“One of the things I've tried to focus on this off-season is my ball security and my ball carriage in the pocket. So that was a topic of conversation for us, and you know, just being more mindful of that being more you know, intentional on how you hold the ball and how you secure the ball.”

But just as restrictions on the NFL calendar were about to end to where players could begin working with their NFL coaching staffs, the COVID-19 pandemic shut things down.

Jones, who in addition to his work with the Giants coaching staff had also planned to do additional work with Cutcliffe, has since been working out with a former Duke football player, Anthony Boone, who played for Cutcliffe at Duke and who has picked up in his tutoring of the young signal-caller where Cutcliffe left off.

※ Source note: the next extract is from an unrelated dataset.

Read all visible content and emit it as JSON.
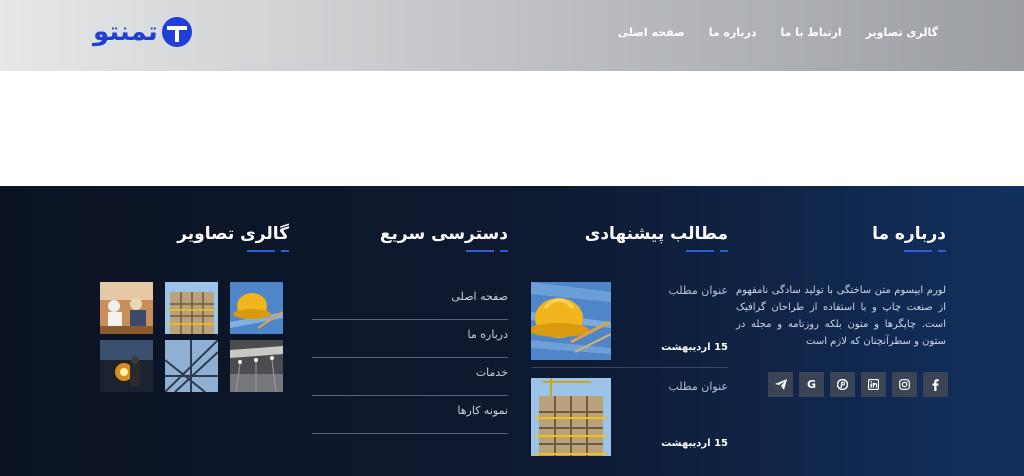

“We talked through and worked through with Coach Cut early on this off-season, trying to try and work on ball security, trying to be mindful of that,” Jones said of his work done with Boone. “I'm also working on a number of other things and trying to get better in every area I can.”

The workouts have been the easy part. Learning the Giants' new offense being installed by offensive coordinator Jason Garrett, which head coach joe Judge said was different than what the Giants ran last year under Pat Shurmur and Mike Shula, has been a little more challenging than usual.

“I’m trying to adjust to what we're having to do, trying to learn this new system as well as I can pick it up as quick as I can and as efficient as I can,” Jones said, adding that Garrett's system is in no way similar to what the Giants ran last year under Pat Shurmur and Mike Shula.

One of the biggest adjustments for Jones to pick up in the new offense has been the level of detail.

“You can tell (Garrett) is a guy who wants—not just the quarterbacks but, but every position—to understand why we're doing things, the purpose behind them, behind each play, each concept and the details that go into that,” Jones said.

Ultimately, Jones, like everyone else in the NFL, is hoping that pandemic-related restrictions ease so that the critical on-field work can resume, even if it’s before teams are scheduled to report to training camp.

“Yeah, we'd certainly like to get together at some point if we can. I think you know, it's tough right now, but we're trying to hopefully work to that at some point,” he said.

“But obviously everyone's dealing with, with this pandemic right now, we're all trying to find ways to, to work and to improve you know, on our own. So when we do get together, make the most of it.”